H&M’s new spot combines two figures that have been all over the Internet for the past couple of weeks — Lana Del Rey, who was named British GQ’s Woman of the Year (and posed nude on the cover, sparking some rather heated reactions about objectification, the double standard of how male and female entertainers are presented and other things that it’s pretty unbelievable that we still have to talk about them in 2012), and filmmaker David Lynch, who appeared on Louie as a talk show host and made film and television nerds everywhere explode with joy in 140-character spurts.

The clip pays homage to Lynch’s opus Blue Velvet, in which Del Rey performs a rather compelling version of the film’s title track to an audience of creepy, Lynchian figures. Sadly, the ad is not actually directed by David Lynch, who has his own share of unsettling but memorable advertising work, most notably the ad he did once for home pregnancy tests.

I don’t know about you, but now I really want a new blouse. Well played, H&M.

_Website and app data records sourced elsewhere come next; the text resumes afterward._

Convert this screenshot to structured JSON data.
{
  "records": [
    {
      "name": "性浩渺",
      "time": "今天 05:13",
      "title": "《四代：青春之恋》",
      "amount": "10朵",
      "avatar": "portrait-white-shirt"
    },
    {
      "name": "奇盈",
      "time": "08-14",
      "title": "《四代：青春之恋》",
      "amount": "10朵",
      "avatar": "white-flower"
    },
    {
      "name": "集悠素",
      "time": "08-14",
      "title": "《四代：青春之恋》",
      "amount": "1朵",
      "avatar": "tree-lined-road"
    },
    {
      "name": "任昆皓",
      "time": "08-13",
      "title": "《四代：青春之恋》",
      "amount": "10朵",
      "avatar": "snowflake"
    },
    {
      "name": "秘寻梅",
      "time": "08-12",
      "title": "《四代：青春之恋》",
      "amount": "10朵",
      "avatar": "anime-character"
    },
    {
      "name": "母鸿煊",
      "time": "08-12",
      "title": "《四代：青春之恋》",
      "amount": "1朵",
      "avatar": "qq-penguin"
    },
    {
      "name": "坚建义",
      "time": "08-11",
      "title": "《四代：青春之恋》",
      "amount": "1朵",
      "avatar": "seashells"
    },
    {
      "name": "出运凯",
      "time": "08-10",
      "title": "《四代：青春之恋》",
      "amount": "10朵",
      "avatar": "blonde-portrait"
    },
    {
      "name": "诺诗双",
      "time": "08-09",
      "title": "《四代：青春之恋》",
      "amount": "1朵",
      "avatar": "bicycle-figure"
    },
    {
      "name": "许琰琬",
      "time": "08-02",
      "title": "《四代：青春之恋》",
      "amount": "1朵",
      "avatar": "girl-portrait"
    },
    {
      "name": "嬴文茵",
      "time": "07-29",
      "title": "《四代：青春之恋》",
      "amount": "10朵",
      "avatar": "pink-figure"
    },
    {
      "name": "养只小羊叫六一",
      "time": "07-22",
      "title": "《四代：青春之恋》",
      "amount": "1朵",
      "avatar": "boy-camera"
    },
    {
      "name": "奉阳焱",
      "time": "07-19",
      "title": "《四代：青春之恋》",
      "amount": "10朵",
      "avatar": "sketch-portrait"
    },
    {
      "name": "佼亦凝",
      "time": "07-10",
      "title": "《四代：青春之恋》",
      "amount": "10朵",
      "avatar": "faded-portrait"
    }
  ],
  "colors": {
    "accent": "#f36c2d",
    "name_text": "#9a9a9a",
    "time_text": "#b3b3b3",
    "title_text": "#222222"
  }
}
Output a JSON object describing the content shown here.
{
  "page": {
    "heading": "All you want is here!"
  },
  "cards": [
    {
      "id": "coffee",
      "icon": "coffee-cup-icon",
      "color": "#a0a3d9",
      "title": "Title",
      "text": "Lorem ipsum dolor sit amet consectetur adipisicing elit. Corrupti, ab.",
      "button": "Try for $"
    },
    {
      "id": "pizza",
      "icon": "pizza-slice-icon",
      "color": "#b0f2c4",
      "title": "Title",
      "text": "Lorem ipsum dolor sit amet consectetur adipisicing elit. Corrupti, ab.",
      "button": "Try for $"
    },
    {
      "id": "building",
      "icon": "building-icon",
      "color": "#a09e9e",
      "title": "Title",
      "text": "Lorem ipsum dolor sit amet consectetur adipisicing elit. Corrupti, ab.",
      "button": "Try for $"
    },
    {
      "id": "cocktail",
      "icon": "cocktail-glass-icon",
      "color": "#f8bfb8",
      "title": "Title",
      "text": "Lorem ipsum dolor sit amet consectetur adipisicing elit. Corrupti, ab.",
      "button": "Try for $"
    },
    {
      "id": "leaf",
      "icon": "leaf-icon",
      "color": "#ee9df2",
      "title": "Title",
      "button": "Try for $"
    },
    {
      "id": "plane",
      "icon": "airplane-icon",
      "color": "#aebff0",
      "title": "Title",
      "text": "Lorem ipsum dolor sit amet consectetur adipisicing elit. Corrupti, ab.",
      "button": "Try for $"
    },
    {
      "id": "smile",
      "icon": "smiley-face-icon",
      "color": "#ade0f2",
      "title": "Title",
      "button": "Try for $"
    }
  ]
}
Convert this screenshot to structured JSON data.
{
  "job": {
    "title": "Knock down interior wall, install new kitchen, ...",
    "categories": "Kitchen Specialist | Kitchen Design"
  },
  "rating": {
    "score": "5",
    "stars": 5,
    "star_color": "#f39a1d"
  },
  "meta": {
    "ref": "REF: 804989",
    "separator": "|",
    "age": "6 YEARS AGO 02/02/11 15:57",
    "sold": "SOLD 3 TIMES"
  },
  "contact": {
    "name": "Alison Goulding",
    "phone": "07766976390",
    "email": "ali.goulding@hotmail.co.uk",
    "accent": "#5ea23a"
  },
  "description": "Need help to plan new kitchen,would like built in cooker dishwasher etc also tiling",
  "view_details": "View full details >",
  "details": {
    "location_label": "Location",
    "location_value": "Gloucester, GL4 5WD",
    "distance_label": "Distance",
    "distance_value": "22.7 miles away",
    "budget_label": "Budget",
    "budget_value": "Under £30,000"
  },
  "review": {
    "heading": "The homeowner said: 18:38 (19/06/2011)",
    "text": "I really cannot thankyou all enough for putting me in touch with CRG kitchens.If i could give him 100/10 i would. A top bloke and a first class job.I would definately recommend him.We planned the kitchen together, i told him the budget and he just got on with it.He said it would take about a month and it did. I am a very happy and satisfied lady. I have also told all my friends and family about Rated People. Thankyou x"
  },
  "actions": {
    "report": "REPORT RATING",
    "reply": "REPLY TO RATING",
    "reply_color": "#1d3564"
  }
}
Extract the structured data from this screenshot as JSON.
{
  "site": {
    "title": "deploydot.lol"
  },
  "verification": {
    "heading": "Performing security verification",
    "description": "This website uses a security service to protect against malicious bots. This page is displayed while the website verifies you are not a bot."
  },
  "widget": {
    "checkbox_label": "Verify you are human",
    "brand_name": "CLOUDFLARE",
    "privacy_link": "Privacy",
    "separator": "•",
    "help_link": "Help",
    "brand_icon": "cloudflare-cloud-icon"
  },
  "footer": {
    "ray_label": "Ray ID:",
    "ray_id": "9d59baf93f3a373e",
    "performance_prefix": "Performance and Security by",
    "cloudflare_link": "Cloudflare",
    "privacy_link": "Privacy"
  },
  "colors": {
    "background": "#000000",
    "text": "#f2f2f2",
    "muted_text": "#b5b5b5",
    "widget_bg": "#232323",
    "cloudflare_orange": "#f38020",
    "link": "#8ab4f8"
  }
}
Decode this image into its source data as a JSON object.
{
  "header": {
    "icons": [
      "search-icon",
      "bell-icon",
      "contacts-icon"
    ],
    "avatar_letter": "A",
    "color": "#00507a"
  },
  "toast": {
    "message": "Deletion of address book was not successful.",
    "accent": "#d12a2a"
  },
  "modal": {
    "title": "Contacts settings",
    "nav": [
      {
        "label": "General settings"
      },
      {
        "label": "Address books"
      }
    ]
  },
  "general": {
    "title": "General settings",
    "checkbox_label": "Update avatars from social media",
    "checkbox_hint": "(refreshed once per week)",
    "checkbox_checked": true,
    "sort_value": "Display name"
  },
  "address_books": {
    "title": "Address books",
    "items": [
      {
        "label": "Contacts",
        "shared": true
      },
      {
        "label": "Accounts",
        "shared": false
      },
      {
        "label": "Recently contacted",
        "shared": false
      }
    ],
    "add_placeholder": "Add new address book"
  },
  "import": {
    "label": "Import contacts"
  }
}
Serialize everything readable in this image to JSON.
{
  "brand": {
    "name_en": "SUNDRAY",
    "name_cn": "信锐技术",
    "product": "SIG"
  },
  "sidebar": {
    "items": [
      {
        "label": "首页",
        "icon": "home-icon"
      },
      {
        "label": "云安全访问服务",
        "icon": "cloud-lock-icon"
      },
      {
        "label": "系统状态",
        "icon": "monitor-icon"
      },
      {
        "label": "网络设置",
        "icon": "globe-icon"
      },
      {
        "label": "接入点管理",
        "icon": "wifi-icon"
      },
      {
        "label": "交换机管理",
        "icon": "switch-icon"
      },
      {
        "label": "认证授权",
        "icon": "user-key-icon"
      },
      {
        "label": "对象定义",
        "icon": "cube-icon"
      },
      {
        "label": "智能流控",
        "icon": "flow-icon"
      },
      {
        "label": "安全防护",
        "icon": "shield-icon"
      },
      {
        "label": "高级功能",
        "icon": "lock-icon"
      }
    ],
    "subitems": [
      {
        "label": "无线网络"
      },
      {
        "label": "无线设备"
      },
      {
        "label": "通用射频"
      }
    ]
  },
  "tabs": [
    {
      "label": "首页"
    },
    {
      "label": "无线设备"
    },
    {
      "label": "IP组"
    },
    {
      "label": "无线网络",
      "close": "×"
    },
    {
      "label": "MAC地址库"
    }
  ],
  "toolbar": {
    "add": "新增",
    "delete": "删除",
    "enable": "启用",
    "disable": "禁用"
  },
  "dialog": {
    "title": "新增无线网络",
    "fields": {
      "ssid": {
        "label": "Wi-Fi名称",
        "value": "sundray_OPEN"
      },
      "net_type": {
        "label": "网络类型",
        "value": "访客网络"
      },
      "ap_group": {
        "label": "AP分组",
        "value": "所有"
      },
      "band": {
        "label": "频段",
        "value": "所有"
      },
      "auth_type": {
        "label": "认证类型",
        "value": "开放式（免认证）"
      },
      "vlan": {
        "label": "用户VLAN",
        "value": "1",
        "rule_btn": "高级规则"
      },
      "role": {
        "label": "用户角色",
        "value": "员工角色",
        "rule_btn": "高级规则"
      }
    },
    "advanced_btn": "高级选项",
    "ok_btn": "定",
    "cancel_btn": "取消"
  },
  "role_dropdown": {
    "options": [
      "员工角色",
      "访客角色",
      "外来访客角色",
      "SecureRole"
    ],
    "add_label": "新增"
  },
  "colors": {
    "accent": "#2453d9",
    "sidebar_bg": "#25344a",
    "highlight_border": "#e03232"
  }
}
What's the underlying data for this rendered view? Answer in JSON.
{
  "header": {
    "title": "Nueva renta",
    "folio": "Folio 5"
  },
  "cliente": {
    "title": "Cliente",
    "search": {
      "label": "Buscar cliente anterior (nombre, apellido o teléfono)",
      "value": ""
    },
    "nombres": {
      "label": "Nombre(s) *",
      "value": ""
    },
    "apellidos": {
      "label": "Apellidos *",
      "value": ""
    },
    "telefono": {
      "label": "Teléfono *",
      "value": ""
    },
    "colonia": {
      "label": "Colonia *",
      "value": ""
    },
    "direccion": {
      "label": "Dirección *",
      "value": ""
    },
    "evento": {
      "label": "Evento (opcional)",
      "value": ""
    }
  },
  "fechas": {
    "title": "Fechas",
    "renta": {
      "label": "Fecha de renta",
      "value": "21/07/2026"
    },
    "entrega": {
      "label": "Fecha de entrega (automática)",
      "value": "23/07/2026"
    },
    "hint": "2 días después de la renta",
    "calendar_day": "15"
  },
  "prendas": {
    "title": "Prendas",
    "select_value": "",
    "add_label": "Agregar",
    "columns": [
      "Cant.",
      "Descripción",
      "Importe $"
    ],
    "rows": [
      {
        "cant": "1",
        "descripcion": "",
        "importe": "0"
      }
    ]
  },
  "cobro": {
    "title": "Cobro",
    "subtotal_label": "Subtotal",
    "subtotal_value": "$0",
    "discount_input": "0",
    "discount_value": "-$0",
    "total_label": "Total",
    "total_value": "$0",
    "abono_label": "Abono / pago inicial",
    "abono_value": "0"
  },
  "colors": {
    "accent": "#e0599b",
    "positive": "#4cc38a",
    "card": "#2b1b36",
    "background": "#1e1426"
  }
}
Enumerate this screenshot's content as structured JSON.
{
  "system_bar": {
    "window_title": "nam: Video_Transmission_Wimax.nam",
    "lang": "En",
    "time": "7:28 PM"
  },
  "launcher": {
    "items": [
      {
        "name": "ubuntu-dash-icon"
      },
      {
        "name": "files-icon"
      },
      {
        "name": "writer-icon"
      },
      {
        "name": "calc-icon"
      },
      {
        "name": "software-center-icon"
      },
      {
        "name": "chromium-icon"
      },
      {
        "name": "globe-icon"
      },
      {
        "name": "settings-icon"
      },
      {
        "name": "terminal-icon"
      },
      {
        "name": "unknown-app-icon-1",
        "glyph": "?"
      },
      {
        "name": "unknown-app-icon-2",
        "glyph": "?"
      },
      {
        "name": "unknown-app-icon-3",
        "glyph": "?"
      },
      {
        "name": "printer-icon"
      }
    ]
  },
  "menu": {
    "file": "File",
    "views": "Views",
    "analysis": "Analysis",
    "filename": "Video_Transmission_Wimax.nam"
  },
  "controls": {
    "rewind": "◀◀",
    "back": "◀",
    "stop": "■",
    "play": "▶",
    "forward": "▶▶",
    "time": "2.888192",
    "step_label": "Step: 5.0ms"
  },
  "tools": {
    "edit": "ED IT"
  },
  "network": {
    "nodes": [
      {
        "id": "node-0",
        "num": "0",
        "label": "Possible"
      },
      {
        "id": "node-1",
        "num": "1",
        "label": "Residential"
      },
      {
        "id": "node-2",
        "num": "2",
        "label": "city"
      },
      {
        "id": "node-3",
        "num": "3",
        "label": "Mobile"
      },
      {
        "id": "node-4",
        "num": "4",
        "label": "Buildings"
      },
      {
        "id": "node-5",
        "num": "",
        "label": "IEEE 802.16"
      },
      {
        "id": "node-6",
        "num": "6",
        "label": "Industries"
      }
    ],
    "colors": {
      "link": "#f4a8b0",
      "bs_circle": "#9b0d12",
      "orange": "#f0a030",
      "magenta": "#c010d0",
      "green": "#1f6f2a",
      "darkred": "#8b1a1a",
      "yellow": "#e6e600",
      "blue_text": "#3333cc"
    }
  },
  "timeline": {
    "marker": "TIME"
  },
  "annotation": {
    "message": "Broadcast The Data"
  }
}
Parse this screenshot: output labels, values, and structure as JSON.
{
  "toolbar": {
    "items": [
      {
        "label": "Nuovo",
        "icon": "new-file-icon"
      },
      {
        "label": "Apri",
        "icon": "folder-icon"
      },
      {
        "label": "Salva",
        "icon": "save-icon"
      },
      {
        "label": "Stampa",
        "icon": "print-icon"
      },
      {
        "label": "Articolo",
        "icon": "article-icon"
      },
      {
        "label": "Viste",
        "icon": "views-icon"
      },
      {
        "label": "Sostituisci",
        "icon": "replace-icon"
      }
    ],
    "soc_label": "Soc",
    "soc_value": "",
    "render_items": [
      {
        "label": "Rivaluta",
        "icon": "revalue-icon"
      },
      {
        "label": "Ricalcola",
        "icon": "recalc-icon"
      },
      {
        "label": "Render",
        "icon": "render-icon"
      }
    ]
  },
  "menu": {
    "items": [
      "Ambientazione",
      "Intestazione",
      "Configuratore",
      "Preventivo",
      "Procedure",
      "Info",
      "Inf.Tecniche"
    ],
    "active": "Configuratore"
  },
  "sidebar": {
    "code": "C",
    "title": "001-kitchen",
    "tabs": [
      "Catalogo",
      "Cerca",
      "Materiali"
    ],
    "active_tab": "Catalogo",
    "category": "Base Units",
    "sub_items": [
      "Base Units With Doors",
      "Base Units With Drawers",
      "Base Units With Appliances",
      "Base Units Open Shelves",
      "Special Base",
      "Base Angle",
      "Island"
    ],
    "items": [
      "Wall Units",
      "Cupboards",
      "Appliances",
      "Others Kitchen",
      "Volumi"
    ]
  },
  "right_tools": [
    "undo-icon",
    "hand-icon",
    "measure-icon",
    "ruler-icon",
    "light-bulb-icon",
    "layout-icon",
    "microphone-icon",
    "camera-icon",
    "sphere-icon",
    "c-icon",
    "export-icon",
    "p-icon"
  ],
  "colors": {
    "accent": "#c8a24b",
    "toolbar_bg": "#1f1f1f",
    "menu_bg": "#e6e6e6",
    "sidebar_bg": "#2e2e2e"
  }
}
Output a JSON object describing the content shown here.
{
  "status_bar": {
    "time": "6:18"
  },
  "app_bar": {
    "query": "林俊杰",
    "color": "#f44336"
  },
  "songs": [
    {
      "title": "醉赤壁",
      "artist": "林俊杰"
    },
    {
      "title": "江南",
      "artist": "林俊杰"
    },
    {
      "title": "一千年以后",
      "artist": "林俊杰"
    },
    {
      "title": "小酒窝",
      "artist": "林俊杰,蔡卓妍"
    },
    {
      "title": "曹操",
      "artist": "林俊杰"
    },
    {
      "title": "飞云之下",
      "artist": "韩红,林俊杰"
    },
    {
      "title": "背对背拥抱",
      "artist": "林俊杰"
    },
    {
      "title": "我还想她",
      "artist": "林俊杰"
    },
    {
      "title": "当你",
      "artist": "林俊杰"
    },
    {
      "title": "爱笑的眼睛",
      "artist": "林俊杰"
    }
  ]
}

Where to See a Movie (And What to See) This Weekend in NYC

Well, it’s Friday the 13th again and statistically speaking, that means 21 million Americans are spending their day paralyzed by fear, running around like Melancholia-esque Charlotte Gainsbourgs. But what better way to hide from the demons clawing at your brain or the things that go bump in the night than to sink yourself into a cinema seat and enter someone else’s world for a few hours? There’s something about seeing a midnight movie or even a late night film alone that feels like the ultimate escape from all that’s been plaguing you throughout the week, so we’ve rounded up our favorite films showing throughout the city. Now you have somewhere to hide whether you’re in the company of friends after one too many whiskeys or simply alone and on the run.

IFC Center midnight screenings:

Battle Royale
Blue Velvet
Silence of the Lambs

Film Forum:

Annie Hall
Cape Fear (1962)
Easy Money

Landmark Sunshine:

Beasts of the Southern Wild
Drive (midnight showing)
The Imposter
Take This Waltz

BAM Rose Cinema:
Beasts of the Southern Wild
Moonrise Kingdom
Rear Window